Credit: Julius Nielsen and Holly Shiels The U.S. just had its birthday, which means it’s been 244 years since the signing of the Declaration of Independence. What if I told you that in the Arctic Ocean, there are sharks swimming around today who were alive in 1776? And before you ask, yes, the very same … Continue reading What Can Greenland Sharks Teach Us about (a Long) Life?
Credit: iStock School is out, and temperatures are on the rise. It’s official: Summer has arrived. Staying cool is on everyone’s mind, but unlike people, most animals aren’t able to seek the comfort of air conditioning or even able to sweat! Here in the Bluegrass region of Kentucky, horses, like humans, usually work up a … Continue reading Wild and Weird Ways Animals Keep Cool

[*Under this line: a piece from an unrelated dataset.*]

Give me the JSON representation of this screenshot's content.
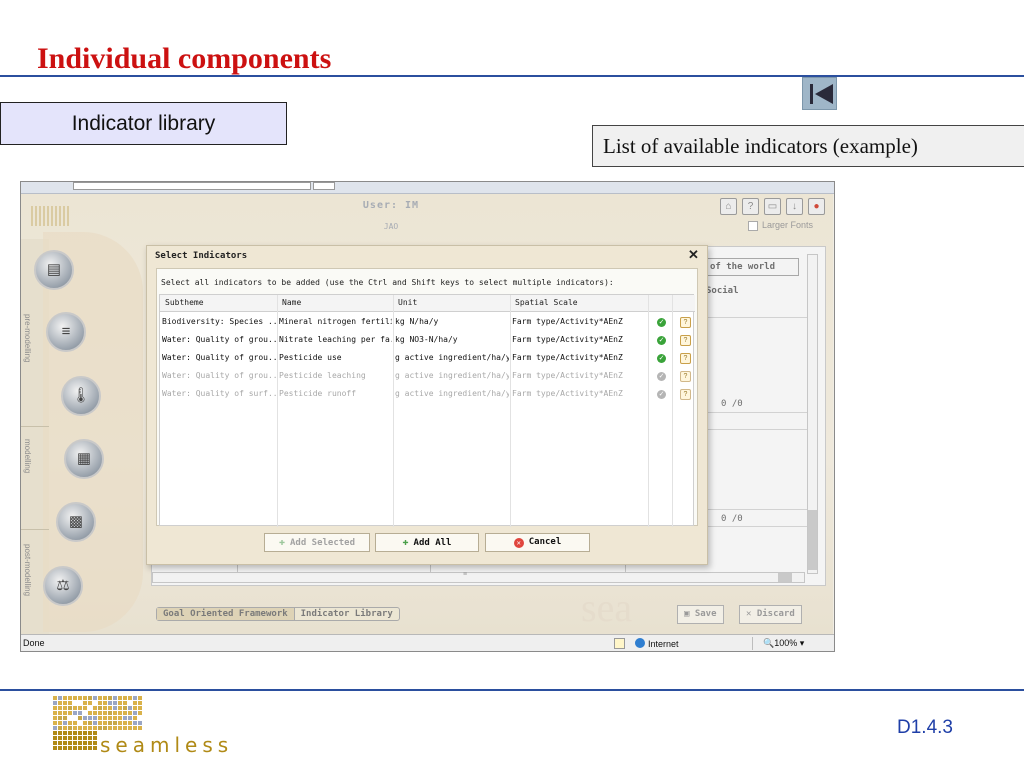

On February 2, the country’s most famous groundhog, Punxsutawney Phil, was once again pulled out of hibernation to ask whether we can expect six more weeks of winter. His verdict: an early spring, though according to some reports, his predictions are not very reliable. One thing that is for sure, however, is that winter is … Continue reading Why Groundhogs Really Hibernate (It’s Not Just to Predict Six More Weeks of Winter)
Take a deep breath in. Now breathe out. Each time we breathe, oxygen enters the bloodstream to keep our organs alive and working. When oxygen can’t get to our body’s tissues, they begin to fail. This is true of all organs, but most of all the brain. In conditions like stroke and cardiac arrest—when the … Continue reading Running on Empty: No Oxygen Needed!
It’s August in Louisville, Ky., and my alarm goes off at 5:40 a.m. Time for my morning run with my four-legged running buddy, Julep. After I do some light stretching, we’re pounding the pavement by 6 a.m. to get a 5-mile run in. I choose to exercise before work because it’s (slightly) cooler compared … Continue reading The Dog Days of Summer Running
They aren’t moving. They’re not responding to touch or light. Their hearts aren’t beating. They’re no longer breathing. Their skin is ice-cold and hard to the touch. By that description, you probably don’t think I’m describing living things. However, there are some animals that survive like this because of a process called freeze tolerance. Unlike … Continue reading How Do Frogs Survive the Cold? By Freezing
Another physiology-filled year on the I Spy Physiology blog is almost over. This year, we’ve explored dozens of topics, ranging from skin cancer, gut health and spinal cord injury to the mystery of how hibernating animals’ muscles remain strong. We’ve celebrated women in science and smiled at the thought of turkeys running on treadmills. Today, … Continue reading 2017’s 10 Most-read Posts
While walking through Santiago, Chile, you are likely to come across at least one of the countless wandering dogs that live on the busy streets. Homeless dogs are a normal part of Santiago’s culture. They are quick to make friends with anyone who offers a welcoming hand or food. They are not quick, however, to … Continue reading Dog Gazing: Attachment between Hound and Human
We all know the saying “use it or lose it.” Your muscles and nerves are no exception. When people are not active, whether it’s because of bed rest, spinal cord and nerve injury, or other reasons, two big problems arise. First, the muscles shrink by losing protein (a state called atrophy). Second, nerve cells have … Continue reading What Animals Can Teach Humans about Muscle Maintenance
Choosing your favorite part of a trip can be a difficult decision for travelers. I had countless unforgettable and unique experiences during a recent four-week trip to Chile. One excursion that stands above the rest was a weekend trip to San Pedro de Atacama in Northern Chile. I was studying with a group of students … Continue reading Not Horsing Around: Therapeutic Effects of Horseback Riding